In today’s world most of us engage not just one job throughout our adult lives but several, from early jobs as a youth gaining some experience or training to later career work that might be better attuned to our interests and sense of purpose.
As a self-discovery exploration I invite you to make a list of your workaday jobs. Note your age when you started and (if) finished each job, and write a brief job description. Then consider for each job:
What LIFE LESSON(s) did I take away from this activity?
To pilot this Tool, allow me to briefly engage with this myself to see where it may lead:
- Horse drawings (around 6-7 YO): I loved to draw horses (always wanted my own horse and never had one, though I did get to help with horses at local stables in Pennsylvania with my sisters and friends). After feeling I had mastered a basic horse drawing design, one day I went around the neighborhood door-to-door, offering my artwork for a dime per drawing. Neighbors were supportive and I felt a sense of accomplishment. LIFE LESSON: It is okay to share with others your creative products.
- Ice picking at the community Peach Festival in Lewiston, NY (15 YO): First paid job, and I didn’t stay with it long enough to be paid. Terrible work without any safety gear. I still have scars on my hands from inexpertly hacking away at a block of ice for some stall owner who did not care. LIFE LESSON: Use proper discrimination before accepting a responsibility; be sure you will be capable and safe.
- Crab and salmon cannery, Yakutat Alaska (19 YO summer) LIFE LESSON: Life is a Great Adventure!

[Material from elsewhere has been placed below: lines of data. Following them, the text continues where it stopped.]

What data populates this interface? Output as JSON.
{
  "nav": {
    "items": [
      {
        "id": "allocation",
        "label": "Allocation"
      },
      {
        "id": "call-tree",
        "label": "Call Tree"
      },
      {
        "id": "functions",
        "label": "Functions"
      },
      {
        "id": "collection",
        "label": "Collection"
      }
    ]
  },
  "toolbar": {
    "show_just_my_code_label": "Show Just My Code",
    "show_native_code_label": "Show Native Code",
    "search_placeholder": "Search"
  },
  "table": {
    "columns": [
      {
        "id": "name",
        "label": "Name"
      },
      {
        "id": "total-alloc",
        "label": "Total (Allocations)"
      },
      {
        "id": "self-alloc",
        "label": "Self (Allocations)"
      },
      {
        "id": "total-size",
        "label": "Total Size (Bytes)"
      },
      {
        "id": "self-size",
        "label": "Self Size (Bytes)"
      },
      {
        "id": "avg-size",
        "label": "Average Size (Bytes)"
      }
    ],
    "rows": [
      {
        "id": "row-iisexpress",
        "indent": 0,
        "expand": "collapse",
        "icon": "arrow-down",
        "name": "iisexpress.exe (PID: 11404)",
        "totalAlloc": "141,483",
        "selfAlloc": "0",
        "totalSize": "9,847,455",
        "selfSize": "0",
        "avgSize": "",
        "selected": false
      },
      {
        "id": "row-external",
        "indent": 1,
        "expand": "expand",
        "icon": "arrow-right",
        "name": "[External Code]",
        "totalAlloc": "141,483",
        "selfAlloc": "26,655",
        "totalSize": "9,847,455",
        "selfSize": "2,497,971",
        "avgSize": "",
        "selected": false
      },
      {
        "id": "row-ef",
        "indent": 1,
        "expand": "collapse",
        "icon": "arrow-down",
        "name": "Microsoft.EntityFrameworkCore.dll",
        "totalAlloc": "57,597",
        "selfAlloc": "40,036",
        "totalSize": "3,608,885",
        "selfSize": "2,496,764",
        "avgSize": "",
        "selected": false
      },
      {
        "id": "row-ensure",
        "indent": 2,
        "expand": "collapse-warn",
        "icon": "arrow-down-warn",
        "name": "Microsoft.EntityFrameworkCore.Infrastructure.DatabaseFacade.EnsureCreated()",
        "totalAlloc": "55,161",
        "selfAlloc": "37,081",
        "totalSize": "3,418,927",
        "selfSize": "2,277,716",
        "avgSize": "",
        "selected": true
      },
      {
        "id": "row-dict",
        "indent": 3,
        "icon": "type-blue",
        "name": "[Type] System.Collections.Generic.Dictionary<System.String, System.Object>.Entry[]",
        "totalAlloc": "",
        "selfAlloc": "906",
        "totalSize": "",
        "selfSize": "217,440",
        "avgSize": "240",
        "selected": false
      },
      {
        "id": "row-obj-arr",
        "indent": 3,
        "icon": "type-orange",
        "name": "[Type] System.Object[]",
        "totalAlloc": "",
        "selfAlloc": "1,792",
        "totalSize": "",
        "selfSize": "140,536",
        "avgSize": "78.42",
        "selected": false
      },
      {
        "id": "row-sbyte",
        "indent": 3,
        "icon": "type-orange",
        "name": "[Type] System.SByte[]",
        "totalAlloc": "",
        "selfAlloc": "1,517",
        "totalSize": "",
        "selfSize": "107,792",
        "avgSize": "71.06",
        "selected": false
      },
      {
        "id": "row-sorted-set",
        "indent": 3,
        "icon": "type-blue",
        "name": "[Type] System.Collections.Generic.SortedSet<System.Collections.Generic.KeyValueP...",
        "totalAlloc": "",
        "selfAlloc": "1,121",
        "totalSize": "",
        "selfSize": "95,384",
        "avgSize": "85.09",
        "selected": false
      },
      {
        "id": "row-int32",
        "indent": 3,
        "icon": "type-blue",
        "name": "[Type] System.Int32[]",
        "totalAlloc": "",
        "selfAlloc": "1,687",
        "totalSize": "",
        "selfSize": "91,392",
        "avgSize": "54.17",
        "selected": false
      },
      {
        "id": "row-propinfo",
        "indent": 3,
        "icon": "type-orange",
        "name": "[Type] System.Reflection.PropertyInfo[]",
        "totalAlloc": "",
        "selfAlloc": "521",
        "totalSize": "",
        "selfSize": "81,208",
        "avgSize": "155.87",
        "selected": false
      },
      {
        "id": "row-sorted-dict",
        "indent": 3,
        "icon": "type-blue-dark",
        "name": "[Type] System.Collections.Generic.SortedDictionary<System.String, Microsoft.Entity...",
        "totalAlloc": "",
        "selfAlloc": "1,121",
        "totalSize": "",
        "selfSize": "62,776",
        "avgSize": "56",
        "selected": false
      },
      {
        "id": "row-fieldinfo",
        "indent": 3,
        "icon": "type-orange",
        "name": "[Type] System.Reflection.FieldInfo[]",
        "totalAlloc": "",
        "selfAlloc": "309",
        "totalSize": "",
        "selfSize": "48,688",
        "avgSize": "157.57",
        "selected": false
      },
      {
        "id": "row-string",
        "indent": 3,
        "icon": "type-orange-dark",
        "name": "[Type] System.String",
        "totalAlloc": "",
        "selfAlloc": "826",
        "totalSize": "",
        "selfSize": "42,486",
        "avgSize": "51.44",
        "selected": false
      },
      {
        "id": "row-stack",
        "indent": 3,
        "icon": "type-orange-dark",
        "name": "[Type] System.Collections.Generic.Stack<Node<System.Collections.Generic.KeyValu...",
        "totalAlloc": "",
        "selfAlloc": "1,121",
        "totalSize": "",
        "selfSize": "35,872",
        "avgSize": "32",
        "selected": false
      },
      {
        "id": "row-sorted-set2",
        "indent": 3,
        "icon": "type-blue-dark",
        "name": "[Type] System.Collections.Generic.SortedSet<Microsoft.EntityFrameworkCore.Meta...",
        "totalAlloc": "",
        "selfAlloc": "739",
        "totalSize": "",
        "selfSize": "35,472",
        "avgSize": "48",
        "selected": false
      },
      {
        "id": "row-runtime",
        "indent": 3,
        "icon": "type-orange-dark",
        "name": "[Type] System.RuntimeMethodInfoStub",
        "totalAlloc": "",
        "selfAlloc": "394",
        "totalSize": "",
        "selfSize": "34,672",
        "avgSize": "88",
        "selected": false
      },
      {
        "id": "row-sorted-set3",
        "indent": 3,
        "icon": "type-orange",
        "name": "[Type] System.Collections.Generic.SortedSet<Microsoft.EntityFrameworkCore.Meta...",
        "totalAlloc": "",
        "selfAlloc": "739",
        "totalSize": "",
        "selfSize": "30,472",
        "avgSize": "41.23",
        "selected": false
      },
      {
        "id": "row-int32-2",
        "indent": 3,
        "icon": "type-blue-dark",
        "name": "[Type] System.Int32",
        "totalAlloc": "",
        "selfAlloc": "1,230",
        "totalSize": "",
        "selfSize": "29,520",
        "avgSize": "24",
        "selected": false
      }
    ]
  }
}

- Grape vineyard and peach orchard, solo farm hand (20 and 21 YO, summer work to help pay for college spending): This was my first real job, a job of choice. I knew I needed to work but did not want a “normal” job such as waitressing or secretarial labor. This was outdoors and I worked mainly alone in the fields or driving a tractor. The farmer gave me many responsibilities, which I loved! (…Until the day he became inappropriate with me; I left shortly after that, not to return.) LIFE LESSON: Follow the beat of your own Heart; Enjoy responsibility and work hard to excel. I learned how I dearly love to work hard and produce positive results.
- Ushering and parking booth attendant at a new performing arts center (22 – 24 YO) : I enjoyed every aspect of this and was promoted to Head Usher. LIFE LESSON: Exciting opportunities abound (I almost accepted a job in NYC becoming a nanny for a world class symphony conductor’s family; loved the variety of shows and the elan of performance.)
- Tutoring English at my undergraduate college (21-22 YO): Fell in love with teaching. LIFE LESSON: I can be of positive service through sharing knowledge by helping facilitate learning in others.
- Research Associate and Teaching Assistant, and Faculty adjunct at community colleges, while in graduate school (14 yrs in grad school). LIFE LESSONS: Many.
- University teaching (pre-tenured and then tenured faculty, and Chair two terms), 25 years. LIFE LESSONS: The importance of following my own inner guidance and developing detachment from academic politics or personality clashes; enjoyment of working with wonderful students; also the value of maintaining my spiritual focus and creative activities separately from the academic setting.images are from pixabay.com
- Spiritual services roles (44 yrs, many different roles and opportunities). LIFE LESSONS: How to be a spiritual co-worker with others in voluntary roles; and how to stand back to help facilitate spiritual seeking and growth in others.
- Writing for publication (many years): LIFE LESSONS: Persistence, commitment, dedication, willingness to work and rework; editing; then eventually morphing the project to team-based efforts and ultimately being able to release and share the work with as broad a readership as the book may reach. (Joy and the desire to produce more in service to Life!)
So, what might your history of Life Lessons from Working reveal? I see in mine a widening arc of responsibilities and a growing love of creative expression and Service. I love the feeling of independence that comes with varying responsibilities along with the expansion of knowledge and the capacity to grow from working with others as well as alone. I can hardly separate work from life as a whole, as the lessons have abounded holistically.
As I now prepare for a fast approaching retirement from my main academic position, this exercise has helped me to understand that this process will never dissipate but will only continue to expand!
So, what is YOUR story? I invite you to engage your own reflections about your Life Lessons from Work!